Recorded data:

=== Begin Enclosure ===

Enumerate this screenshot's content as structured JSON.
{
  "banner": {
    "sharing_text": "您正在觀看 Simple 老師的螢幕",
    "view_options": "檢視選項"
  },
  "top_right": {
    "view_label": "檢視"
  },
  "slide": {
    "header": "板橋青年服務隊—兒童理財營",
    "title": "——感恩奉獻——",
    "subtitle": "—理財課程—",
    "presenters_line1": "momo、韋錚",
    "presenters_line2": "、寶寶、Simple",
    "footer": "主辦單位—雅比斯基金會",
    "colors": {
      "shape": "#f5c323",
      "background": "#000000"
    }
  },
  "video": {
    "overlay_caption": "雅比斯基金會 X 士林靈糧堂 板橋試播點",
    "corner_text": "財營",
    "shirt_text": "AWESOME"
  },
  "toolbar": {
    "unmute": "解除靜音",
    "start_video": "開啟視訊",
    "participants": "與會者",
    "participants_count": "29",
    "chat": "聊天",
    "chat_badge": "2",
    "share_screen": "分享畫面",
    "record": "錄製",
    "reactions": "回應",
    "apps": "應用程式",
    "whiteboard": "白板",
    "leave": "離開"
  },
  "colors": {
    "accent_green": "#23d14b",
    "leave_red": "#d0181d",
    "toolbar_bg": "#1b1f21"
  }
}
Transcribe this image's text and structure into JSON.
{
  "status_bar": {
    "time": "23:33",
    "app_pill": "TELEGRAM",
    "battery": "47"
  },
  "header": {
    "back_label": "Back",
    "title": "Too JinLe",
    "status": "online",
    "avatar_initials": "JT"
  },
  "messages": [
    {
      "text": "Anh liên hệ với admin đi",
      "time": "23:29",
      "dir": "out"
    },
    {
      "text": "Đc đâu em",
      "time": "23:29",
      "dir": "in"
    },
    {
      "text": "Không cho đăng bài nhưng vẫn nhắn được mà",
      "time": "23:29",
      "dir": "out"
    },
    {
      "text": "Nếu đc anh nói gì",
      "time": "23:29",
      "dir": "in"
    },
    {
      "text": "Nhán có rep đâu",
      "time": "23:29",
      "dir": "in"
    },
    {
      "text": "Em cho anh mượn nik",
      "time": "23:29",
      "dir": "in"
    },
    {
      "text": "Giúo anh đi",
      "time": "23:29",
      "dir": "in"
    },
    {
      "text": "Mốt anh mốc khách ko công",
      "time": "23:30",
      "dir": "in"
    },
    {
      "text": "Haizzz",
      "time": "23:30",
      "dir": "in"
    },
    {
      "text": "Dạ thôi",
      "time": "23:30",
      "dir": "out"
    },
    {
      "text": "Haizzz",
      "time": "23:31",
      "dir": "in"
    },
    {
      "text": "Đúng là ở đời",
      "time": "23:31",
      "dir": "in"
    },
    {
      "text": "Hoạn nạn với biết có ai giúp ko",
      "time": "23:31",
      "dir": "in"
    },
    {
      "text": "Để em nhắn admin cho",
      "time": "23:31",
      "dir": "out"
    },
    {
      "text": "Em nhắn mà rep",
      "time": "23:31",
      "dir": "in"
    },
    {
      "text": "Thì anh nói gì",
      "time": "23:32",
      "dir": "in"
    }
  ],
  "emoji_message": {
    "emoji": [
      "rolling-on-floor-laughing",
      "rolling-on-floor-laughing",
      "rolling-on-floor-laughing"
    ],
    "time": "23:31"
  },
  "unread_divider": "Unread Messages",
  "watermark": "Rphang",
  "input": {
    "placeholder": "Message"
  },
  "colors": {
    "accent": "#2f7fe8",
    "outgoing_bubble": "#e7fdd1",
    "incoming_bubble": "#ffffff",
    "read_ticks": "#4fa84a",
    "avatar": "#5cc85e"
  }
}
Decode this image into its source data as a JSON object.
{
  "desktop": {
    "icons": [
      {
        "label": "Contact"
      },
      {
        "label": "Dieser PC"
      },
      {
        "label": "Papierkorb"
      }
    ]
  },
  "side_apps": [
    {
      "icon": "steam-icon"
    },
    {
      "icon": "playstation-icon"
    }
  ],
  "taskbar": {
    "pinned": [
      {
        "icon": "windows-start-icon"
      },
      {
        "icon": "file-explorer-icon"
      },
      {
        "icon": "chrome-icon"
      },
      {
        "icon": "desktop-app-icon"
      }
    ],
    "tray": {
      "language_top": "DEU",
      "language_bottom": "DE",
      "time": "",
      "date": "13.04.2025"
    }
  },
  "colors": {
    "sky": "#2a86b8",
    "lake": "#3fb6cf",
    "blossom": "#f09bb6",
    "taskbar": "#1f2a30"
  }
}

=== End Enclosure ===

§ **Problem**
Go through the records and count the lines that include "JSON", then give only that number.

§ **Your response**
3